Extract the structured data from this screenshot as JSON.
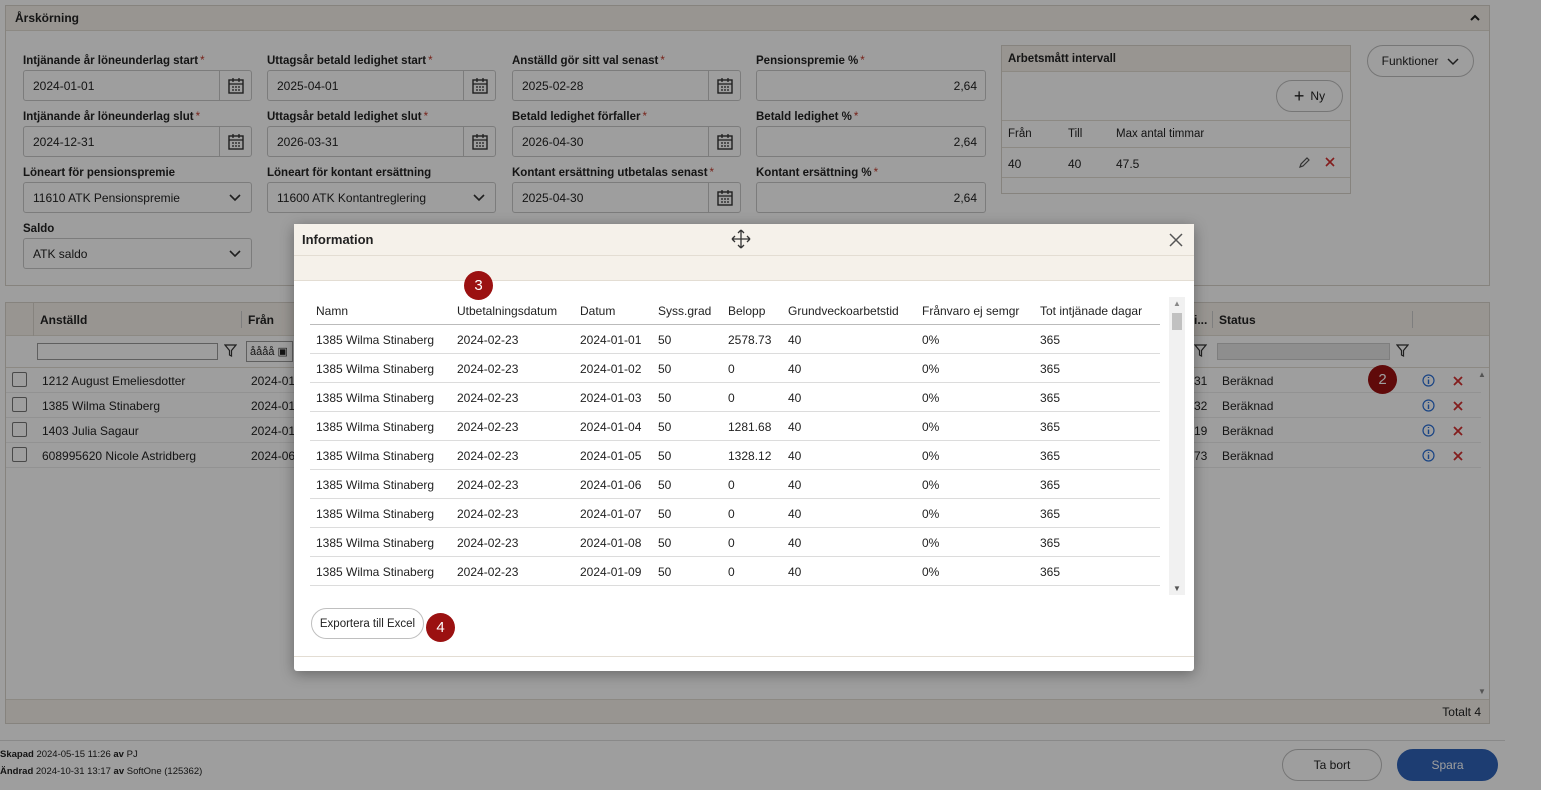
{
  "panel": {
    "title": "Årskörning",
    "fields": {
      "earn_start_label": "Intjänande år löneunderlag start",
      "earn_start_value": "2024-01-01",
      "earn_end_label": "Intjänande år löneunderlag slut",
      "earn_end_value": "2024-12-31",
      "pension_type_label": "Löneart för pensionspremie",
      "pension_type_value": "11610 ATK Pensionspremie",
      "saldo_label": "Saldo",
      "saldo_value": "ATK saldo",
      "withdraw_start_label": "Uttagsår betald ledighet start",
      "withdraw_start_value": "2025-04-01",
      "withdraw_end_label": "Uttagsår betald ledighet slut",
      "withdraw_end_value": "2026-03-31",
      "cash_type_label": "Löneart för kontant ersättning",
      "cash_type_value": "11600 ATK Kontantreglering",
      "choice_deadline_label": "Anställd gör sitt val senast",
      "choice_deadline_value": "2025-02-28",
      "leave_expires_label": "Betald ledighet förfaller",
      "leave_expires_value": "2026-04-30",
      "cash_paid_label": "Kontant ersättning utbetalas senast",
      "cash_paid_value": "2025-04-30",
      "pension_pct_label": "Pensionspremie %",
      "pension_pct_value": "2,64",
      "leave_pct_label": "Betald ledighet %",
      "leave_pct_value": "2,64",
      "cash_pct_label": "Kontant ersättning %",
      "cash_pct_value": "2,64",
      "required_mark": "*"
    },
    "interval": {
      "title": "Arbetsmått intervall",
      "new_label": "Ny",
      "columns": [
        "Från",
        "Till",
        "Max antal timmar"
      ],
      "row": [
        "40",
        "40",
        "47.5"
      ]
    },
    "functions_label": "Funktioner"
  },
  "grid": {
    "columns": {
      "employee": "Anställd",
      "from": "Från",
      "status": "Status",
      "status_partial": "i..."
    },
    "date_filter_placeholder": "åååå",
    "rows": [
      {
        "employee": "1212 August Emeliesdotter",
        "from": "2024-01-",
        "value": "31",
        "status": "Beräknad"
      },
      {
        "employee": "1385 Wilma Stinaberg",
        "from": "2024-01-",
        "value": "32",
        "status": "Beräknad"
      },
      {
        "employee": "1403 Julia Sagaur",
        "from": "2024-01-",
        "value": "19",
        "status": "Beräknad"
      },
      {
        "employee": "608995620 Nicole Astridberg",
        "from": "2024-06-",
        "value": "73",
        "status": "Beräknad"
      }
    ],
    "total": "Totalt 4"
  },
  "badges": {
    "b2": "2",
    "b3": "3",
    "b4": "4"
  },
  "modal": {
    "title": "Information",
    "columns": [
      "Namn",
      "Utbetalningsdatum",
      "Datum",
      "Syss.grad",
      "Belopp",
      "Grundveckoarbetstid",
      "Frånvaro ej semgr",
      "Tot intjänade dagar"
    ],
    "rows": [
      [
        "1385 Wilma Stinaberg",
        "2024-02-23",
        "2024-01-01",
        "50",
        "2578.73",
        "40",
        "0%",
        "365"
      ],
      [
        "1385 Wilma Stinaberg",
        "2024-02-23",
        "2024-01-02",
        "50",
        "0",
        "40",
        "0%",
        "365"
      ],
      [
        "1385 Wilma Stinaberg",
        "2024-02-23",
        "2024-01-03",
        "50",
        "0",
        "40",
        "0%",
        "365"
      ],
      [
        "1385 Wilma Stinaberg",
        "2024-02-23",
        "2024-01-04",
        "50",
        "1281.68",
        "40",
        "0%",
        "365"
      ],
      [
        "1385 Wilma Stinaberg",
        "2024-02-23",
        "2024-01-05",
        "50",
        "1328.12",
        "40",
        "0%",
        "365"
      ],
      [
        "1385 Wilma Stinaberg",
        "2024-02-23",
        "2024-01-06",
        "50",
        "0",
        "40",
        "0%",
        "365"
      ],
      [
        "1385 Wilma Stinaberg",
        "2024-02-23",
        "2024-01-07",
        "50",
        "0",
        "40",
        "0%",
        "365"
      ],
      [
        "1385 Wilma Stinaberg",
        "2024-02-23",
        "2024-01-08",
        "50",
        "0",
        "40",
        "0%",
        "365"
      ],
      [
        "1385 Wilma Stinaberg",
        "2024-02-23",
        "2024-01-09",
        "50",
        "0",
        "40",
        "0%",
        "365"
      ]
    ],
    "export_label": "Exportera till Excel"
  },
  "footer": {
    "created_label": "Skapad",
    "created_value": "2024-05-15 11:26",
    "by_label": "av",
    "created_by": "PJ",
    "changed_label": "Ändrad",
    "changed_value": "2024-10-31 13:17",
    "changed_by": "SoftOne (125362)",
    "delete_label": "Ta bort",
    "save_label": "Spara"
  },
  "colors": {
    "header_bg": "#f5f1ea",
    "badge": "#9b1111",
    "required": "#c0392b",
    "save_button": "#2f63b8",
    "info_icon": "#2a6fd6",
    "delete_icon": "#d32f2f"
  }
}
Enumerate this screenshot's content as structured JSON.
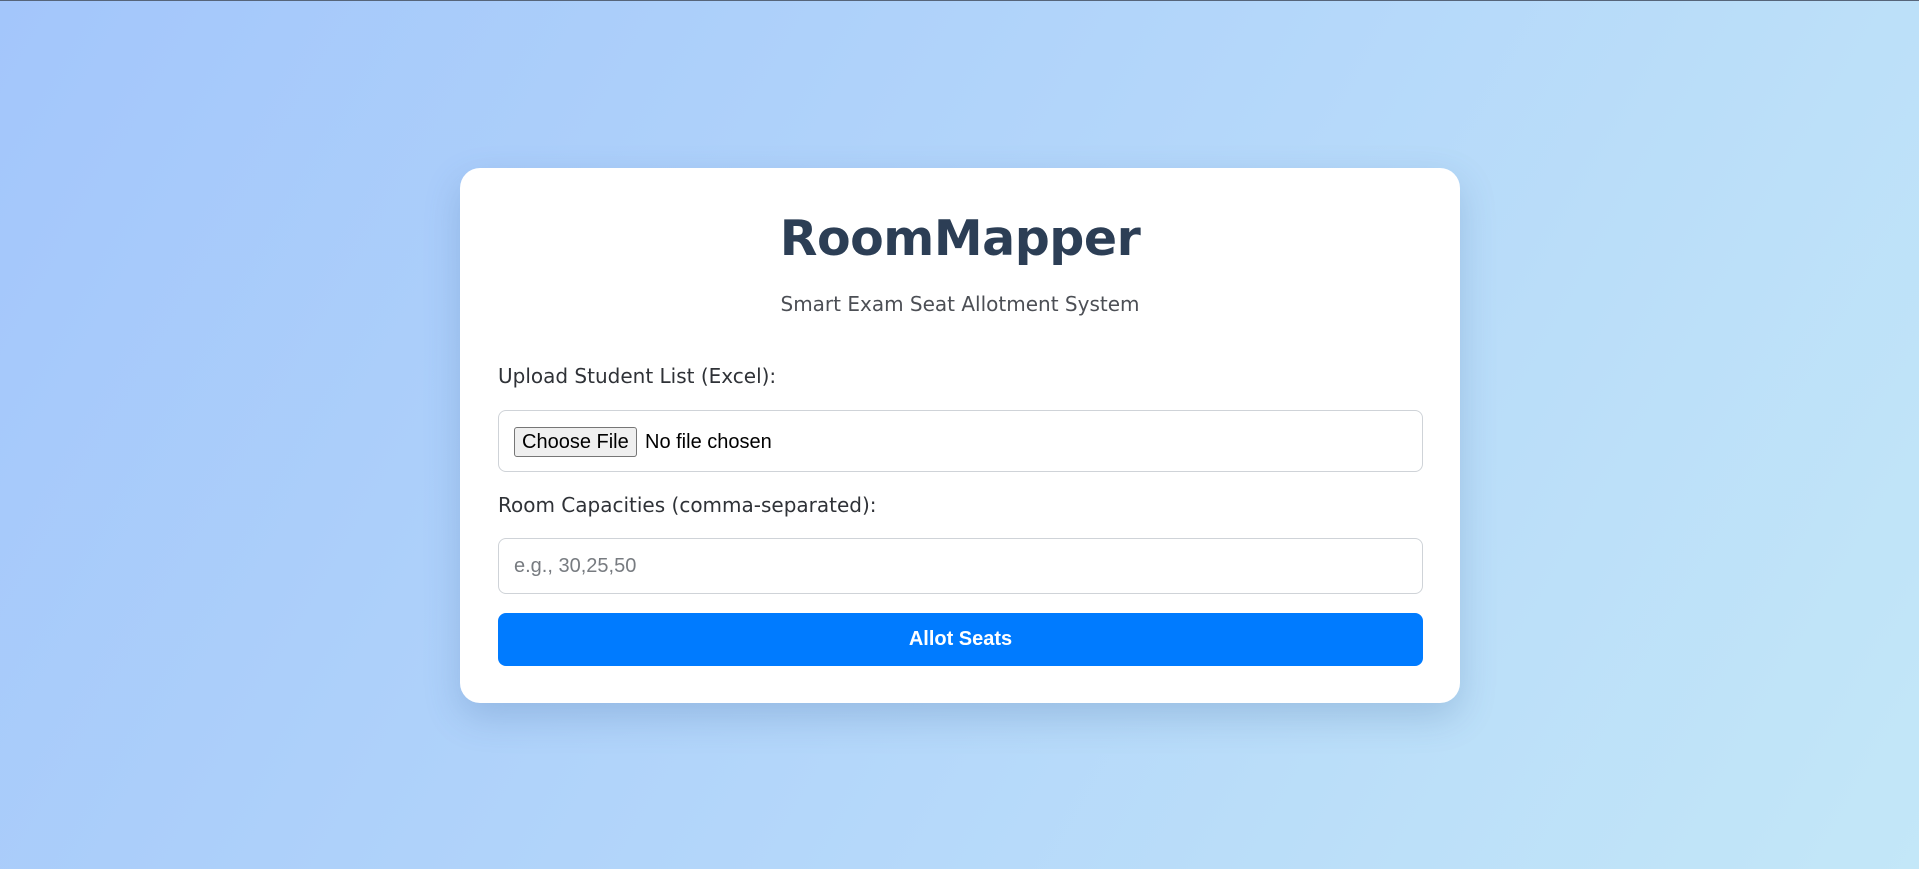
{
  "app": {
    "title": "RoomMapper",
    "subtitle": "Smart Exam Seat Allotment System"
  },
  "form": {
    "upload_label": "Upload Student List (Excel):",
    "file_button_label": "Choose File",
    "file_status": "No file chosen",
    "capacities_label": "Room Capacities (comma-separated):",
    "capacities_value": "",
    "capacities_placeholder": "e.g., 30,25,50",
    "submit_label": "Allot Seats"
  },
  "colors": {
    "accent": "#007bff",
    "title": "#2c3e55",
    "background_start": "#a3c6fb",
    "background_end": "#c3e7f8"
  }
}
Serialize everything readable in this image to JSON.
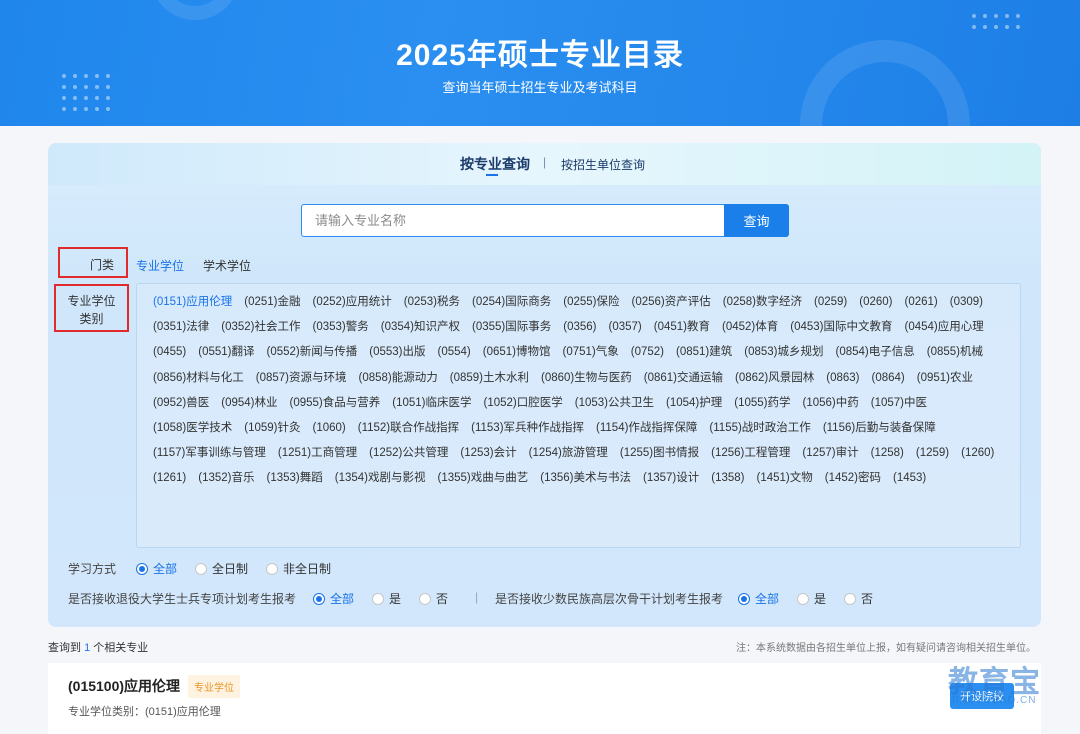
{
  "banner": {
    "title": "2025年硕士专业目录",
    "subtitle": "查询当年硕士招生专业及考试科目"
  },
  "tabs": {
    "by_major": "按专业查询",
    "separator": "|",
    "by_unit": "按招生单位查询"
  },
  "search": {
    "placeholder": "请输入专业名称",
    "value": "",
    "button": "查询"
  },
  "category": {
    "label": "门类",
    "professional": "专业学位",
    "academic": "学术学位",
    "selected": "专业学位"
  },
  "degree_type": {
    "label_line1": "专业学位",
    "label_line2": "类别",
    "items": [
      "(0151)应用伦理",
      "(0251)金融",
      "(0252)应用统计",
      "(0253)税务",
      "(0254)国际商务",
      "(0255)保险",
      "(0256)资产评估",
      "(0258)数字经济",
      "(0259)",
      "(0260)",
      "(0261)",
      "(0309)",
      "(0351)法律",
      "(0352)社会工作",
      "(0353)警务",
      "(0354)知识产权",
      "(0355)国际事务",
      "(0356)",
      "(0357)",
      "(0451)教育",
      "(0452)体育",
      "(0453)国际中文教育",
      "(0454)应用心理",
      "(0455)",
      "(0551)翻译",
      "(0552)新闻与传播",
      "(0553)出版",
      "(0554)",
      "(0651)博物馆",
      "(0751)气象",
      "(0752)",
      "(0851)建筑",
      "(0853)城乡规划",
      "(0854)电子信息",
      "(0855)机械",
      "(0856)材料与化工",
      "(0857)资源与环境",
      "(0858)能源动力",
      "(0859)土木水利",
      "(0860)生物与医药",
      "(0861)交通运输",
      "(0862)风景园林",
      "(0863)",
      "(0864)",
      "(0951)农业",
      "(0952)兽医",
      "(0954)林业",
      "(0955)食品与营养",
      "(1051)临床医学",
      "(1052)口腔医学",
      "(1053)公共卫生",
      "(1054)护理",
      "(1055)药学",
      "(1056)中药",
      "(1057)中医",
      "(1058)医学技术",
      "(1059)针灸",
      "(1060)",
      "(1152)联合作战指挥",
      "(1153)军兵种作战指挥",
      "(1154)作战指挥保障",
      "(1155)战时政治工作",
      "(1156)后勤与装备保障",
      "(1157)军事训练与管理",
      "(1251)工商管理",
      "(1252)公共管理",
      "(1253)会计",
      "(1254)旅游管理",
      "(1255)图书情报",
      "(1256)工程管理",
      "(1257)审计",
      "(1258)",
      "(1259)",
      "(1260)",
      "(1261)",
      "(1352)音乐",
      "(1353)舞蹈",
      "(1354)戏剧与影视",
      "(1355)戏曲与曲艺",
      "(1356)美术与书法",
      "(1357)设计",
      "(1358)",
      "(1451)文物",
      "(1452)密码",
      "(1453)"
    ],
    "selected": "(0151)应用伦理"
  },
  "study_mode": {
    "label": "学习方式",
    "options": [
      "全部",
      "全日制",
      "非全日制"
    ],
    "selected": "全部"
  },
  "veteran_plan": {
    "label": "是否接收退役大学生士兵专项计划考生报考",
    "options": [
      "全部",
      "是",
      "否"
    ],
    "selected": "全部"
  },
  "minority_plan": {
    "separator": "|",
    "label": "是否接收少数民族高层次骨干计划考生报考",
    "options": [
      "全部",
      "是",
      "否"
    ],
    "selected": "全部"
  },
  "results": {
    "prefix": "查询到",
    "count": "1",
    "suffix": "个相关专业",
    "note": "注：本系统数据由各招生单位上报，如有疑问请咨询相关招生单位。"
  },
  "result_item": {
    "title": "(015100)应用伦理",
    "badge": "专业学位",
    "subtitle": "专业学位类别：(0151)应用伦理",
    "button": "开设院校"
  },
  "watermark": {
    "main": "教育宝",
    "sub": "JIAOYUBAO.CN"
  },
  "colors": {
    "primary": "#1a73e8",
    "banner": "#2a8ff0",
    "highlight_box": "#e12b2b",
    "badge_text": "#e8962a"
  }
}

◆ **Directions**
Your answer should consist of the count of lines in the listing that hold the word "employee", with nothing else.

◆ **Answer box**
5